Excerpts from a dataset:
*** Begin section ***
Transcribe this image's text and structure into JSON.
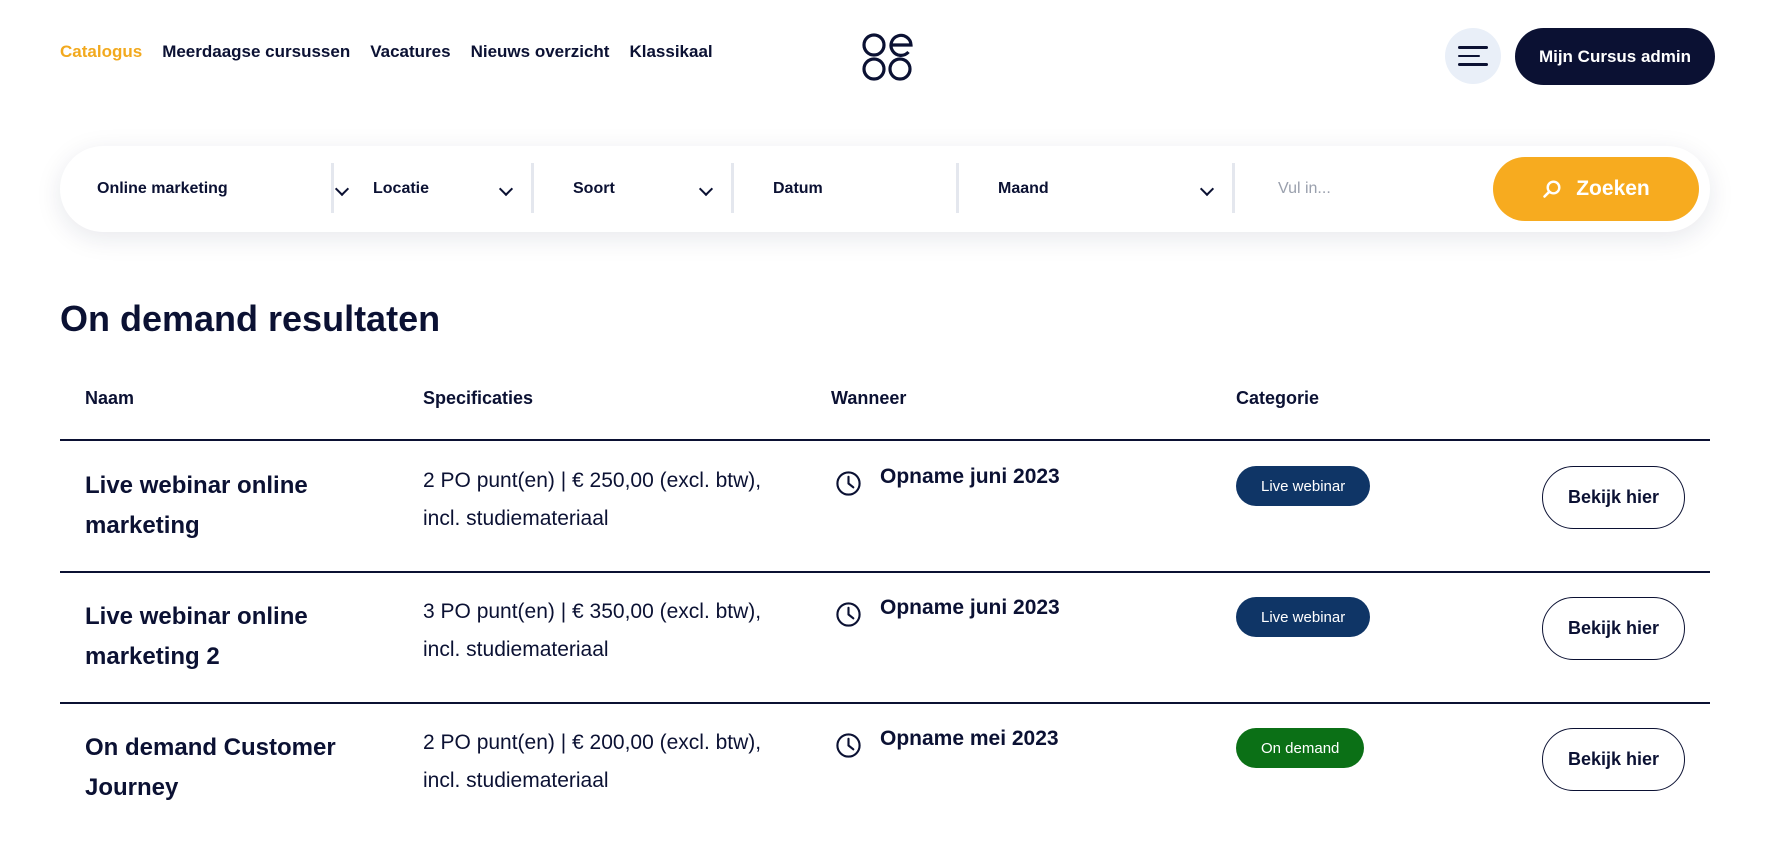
{
  "nav": {
    "items": [
      {
        "label": "Catalogus",
        "active": true
      },
      {
        "label": "Meerdaagse cursussen",
        "active": false
      },
      {
        "label": "Vacatures",
        "active": false
      },
      {
        "label": "Nieuws overzicht",
        "active": false
      },
      {
        "label": "Klassikaal",
        "active": false
      }
    ]
  },
  "header": {
    "logo_icon": "brand-logo-icon",
    "menu_icon": "hamburger-menu-icon",
    "admin_label": "Mijn Cursus admin"
  },
  "search": {
    "filters": {
      "category": "Online marketing",
      "location": "Locatie",
      "type": "Soort",
      "date": "Datum",
      "month": "Maand"
    },
    "placeholder": "Vul in...",
    "button_label": "Zoeken",
    "button_icon": "search-icon"
  },
  "results": {
    "title": "On demand resultaten",
    "columns": {
      "name": "Naam",
      "specs": "Specificaties",
      "when": "Wanneer",
      "category": "Categorie"
    },
    "rows": [
      {
        "name": "Live webinar online marketing",
        "specs": "2 PO punt(en) | € 250,00 (excl. btw), incl. studiemateriaal",
        "when": "Opname juni 2023",
        "category": "Live webinar",
        "button": "Bekijk hier"
      },
      {
        "name": "Live webinar online marketing 2",
        "specs": "3 PO punt(en) | € 350,00 (excl. btw), incl. studiemateriaal",
        "when": "Opname juni 2023",
        "category": "Live webinar",
        "button": "Bekijk hier"
      },
      {
        "name": "On demand Customer Journey",
        "specs": "2 PO punt(en) | € 200,00 (excl. btw), incl. studiemateriaal",
        "when": "Opname mei 2023",
        "category": "On demand",
        "button": "Bekijk hier"
      }
    ]
  },
  "colors": {
    "navy": "#0b1133",
    "accent": "#f7ab1f",
    "badge_live_webinar": "#0f3566",
    "badge_on_demand": "#0b7016"
  }
}
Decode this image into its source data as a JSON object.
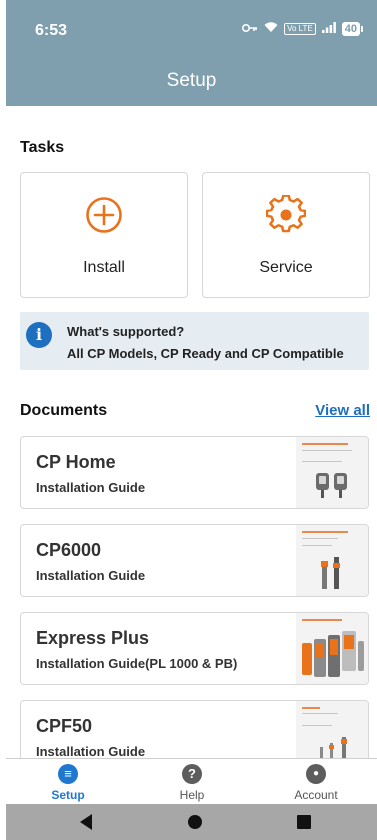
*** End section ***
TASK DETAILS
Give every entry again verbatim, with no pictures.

EXPECTED ANSWER
Transcribe this image's text and structure into JSON.
{
  "nav": {
    "items": [
      {
        "label": "Catalogus",
        "active": true
      },
      {
        "label": "Meerdaagse cursussen",
        "active": false
      },
      {
        "label": "Vacatures",
        "active": false
      },
      {
        "label": "Nieuws overzicht",
        "active": false
      },
      {
        "label": "Klassikaal",
        "active": false
      }
    ]
  },
  "header": {
    "logo_icon": "brand-logo-icon",
    "menu_icon": "hamburger-menu-icon",
    "admin_label": "Mijn Cursus admin"
  },
  "search": {
    "filters": {
      "category": "Online marketing",
      "location": "Locatie",
      "type": "Soort",
      "date": "Datum",
      "month": "Maand"
    },
    "placeholder": "Vul in...",
    "button_label": "Zoeken",
    "button_icon": "search-icon"
  },
  "results": {
    "title": "On demand resultaten",
    "columns": {
      "name": "Naam",
      "specs": "Specificaties",
      "when": "Wanneer",
      "category": "Categorie"
    },
    "rows": [
      {
        "name": "Live webinar online marketing",
        "specs": "2 PO punt(en) | € 250,00 (excl. btw), incl. studiemateriaal",
        "when": "Opname juni 2023",
        "category": "Live webinar",
        "button": "Bekijk hier"
      },
      {
        "name": "Live webinar online marketing 2",
        "specs": "3 PO punt(en) | € 350,00 (excl. btw), incl. studiemateriaal",
        "when": "Opname juni 2023",
        "category": "Live webinar",
        "button": "Bekijk hier"
      },
      {
        "name": "On demand Customer Journey",
        "specs": "2 PO punt(en) | € 200,00 (excl. btw), incl. studiemateriaal",
        "when": "Opname mei 2023",
        "category": "On demand",
        "button": "Bekijk hier"
      }
    ]
  },
  "colors": {
    "navy": "#0b1133",
    "accent": "#f7ab1f",
    "badge_live_webinar": "#0f3566",
    "badge_on_demand": "#0b7016"
  }
}
Decode this image into its source data as a JSON object.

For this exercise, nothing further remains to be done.